The small sensor also limits dynamic range. Without the dynamic range booster option it clips both highlights and shadows. The booster does make a big improvement to shadow detail at least, but highlights still tend to blow out. It's no worse than most comparable compacts, but it would be nice to see what a camera like this could do with a slightly larger sensor.
The Panasonic Lumix DMC FZ48 is a brilliant camera. It is versatile, packed with features, has superb handling, takes excellent pictures in a wide range of situations, and is a real pleasure to use. If you're looking for a Jack-of-all-trades camera that really can do it all, you'd be hard pressed to find a better one at the price.
Pros: Fast performance, versatile lens, good handling, loads of features.
Cons: Heavy-handed noise control.
Next Page: Test Shots - ISO Performance.
Test Shots: ISO Performance
Above is a reduced size image at ISO 100. Below are full resolution crops.
At the minimum ISO setting there is no visible noise, but you can see the details where I forgot to dust the cars this week.
There's no real loss of quality at 200 ISO, as one might expect.
At 400 ISO the noise reduction system kicks in, losing fine details and also introducing dome colour blotches.
Further reduction in quality at 800 ISO, although the picture would still look good in a print.
At 1600 ISO the image quality is very degraded, with a lot of detail lost to the pixel-binning of the NR system.
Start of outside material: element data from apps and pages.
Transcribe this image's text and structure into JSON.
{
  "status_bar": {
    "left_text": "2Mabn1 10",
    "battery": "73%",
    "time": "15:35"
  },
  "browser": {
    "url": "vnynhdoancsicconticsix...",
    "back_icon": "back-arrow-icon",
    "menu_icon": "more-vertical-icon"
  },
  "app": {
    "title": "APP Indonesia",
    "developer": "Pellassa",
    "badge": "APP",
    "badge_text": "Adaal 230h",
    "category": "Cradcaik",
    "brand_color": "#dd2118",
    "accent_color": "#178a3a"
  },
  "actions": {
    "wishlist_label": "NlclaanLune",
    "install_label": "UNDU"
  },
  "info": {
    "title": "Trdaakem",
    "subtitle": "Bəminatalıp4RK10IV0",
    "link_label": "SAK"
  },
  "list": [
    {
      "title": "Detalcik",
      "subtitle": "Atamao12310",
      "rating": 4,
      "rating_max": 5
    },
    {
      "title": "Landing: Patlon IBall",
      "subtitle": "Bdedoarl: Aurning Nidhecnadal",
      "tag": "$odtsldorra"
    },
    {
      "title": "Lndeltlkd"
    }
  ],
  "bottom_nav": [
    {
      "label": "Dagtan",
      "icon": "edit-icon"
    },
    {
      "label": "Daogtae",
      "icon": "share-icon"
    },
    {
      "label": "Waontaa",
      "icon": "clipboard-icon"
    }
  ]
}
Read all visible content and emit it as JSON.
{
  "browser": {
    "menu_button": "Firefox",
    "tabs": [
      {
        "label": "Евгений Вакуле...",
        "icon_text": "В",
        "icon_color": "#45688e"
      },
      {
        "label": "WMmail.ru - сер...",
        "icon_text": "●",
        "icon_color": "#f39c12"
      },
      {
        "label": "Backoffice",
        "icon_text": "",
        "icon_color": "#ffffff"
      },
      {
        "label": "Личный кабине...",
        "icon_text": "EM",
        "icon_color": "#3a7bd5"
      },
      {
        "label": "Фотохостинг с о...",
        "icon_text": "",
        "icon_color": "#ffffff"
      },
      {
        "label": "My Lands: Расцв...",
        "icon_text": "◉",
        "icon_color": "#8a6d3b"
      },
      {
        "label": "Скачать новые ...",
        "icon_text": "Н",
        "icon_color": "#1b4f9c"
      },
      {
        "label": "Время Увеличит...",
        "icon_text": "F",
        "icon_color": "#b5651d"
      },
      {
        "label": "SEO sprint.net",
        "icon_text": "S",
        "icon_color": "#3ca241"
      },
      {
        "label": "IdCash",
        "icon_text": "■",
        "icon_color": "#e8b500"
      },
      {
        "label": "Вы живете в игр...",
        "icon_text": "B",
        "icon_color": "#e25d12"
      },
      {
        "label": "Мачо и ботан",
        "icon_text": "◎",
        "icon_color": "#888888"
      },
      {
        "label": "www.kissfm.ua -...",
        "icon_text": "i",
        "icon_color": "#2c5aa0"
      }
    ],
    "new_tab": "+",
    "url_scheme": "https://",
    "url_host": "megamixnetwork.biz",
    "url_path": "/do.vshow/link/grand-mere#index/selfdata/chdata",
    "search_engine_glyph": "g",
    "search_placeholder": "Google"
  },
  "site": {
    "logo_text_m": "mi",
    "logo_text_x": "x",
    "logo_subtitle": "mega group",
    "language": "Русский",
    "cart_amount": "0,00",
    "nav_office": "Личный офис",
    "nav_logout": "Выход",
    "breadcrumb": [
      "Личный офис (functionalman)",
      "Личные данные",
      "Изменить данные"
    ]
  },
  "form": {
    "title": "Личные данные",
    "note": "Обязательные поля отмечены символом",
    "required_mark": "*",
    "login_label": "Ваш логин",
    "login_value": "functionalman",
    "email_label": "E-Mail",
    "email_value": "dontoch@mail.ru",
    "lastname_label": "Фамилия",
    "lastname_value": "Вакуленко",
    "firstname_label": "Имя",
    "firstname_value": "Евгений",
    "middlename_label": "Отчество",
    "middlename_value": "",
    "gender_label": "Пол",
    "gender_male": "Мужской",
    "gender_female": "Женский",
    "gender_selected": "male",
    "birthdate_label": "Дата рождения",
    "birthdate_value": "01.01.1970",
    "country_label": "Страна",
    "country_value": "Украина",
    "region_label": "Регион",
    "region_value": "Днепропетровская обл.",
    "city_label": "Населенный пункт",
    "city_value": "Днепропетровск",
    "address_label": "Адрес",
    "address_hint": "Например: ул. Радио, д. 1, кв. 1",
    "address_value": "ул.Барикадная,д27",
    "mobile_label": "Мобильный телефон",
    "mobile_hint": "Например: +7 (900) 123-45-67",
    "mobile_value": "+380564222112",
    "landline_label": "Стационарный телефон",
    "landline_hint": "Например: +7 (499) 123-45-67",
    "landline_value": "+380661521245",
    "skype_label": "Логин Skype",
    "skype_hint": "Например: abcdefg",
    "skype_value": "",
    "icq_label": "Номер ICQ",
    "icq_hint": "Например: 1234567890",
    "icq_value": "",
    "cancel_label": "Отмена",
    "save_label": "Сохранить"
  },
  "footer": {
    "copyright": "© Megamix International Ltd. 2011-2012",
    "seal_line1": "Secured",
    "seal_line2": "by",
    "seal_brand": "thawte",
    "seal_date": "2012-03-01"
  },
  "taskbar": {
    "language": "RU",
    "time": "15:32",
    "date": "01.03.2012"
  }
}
Next Page: Test Shots - Image Quality & Exposure Evaluation
Test Shots: Image Quality & Exposure Evaluation
Here's a shot I take with every camera I review, so you can compare the sharpness and detail. See below for a full-res crop from this picture.
The excellent Leica-branded lens captures a huge amount of fine detail. Losing a couple of megapixels hasn't harmed image quality at all.
Despite its enormous zoom range the lens manages to produce almost no barrel distortion at its 25mm wide-angle setting.
Centre sharpness is excellent at all focal lengths, with lots of detail.
There's no trace of chromatic aberration or corner blurring at wide angle, although there is a little edge softness at the other end of the zoom range.
With the dynamic range booster turned off there is severe clipping of highlights, and some very dense shadows, however it was very sunny on this day.
The wide angle end of the zoom range is equivalent to 25mm, wide enough for outdoor scenes like this. You can barely see the church steeple in the middle of the frame.
Taken from the same position and angle as the shot above, this shows the power of the 600mm-quivalent zoom lens.
Next Page: Feature Table